When Barbara Kopple received the Oscar in 1991 for Best Documentary, she was hoping that her film would become that impossible dream: a documentary that people would see. But only now, more than a year later, is her American Dream reaching theaters. The biggest roadblock was an investor who insisted that Kopple return his investment before paying her postproduction costs. ”I had to give him [distribution rights to] all of Europe just so he would let me release the film,” says the director.
But the Scarsdale-bred Kopple, 39, is no stranger to the art of waiting. To document the events of American Dream, her second Oscar-winning film (Harlan County, U.S.A., her 1977 portrayal of a Kentucky coal miners’ strike, was her first), she spent five years and $1 million, and shot more than 100 hours of footage following a group of Geo. A. Hormel & Co. meat packers in Austin, Minn., during their struggle against a proposed wage and benefit cutback. ”I want to watch what people do over long periods of time.” says Kopple. ”I don’t want to miss anything.”
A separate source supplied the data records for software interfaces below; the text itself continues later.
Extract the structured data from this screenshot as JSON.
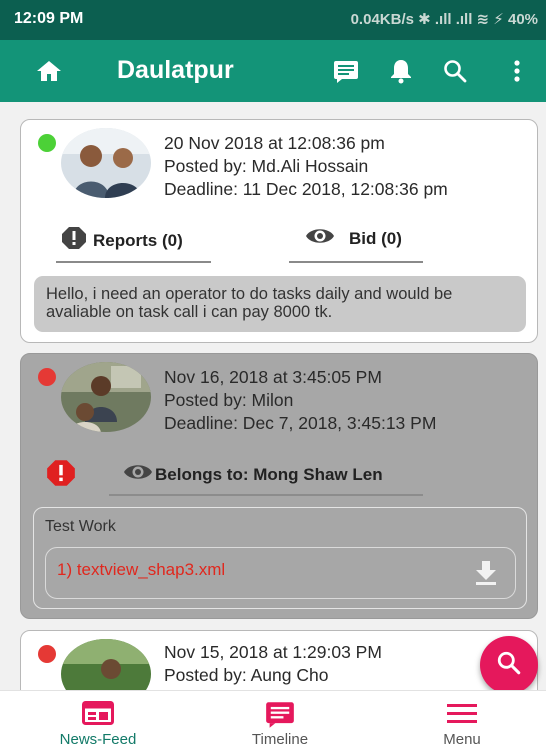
{
  "status_bar": {
    "time": "12:09 PM",
    "indicators": "0.04KB/s ✱ .ıll .ıll ≋ ⚡ 40%"
  },
  "app_bar": {
    "title": "Daulatpur",
    "icons": [
      "home-icon",
      "message-icon",
      "bell-icon",
      "search-icon",
      "more-vertical-icon"
    ],
    "color": "#139478"
  },
  "posts": [
    {
      "status_color": "#4cd137",
      "date": "20 Nov 2018 at 12:08:36 pm",
      "posted_by": "Posted by: Md.Ali Hossain",
      "deadline": "Deadline: 11 Dec 2018, 12:08:36 pm",
      "reports_label": "Reports (0)",
      "bid_label": "Bid (0)",
      "description": "Hello, i need an operator to do tasks daily and would be avaliable on task call i can pay   8000 tk."
    },
    {
      "status_color": "#e53935",
      "date": "Nov 16, 2018 at 3:45:05 PM",
      "posted_by": "Posted by: Milon",
      "deadline": "Deadline: Dec 7, 2018, 3:45:13 PM",
      "belongs_to": "Belongs to: Mong Shaw Len",
      "attachment_title": "Test Work",
      "attachment_file": "1) textview_shap3.xml"
    },
    {
      "status_color": "#e53935",
      "date": "Nov 15, 2018 at 1:29:03 PM",
      "posted_by": "Posted by: Aung Cho"
    }
  ],
  "fab": {
    "icon": "search-icon",
    "color": "#e5185c"
  },
  "bottom_nav": {
    "items": [
      {
        "label": "News-Feed",
        "icon": "newsfeed-icon",
        "active": true
      },
      {
        "label": "Timeline",
        "icon": "timeline-icon",
        "active": false
      },
      {
        "label": "Menu",
        "icon": "menu-icon",
        "active": false
      }
    ],
    "active_color": "#e5185c"
  }
}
Since opening (it’s currently playing in six cities), Dream has been widely praised, but Kopple worries that critics are making the film sound too depressing. ”To me, it’s not an American tragedy. It’s very uplifting that in this day and age people can stand up and do this,” she says. The workers themselves have embraced the picture. It even played to packed houses during a one-week run in Austin. ”I loved it,” says Jeannie Bambrick, a mother of three who lost her home due to the financial strain of the strike. ”You realize that in this country you can take a stand,” she says. ”It doesn’t always come out the way you want it to, but it’s worth fighting for.”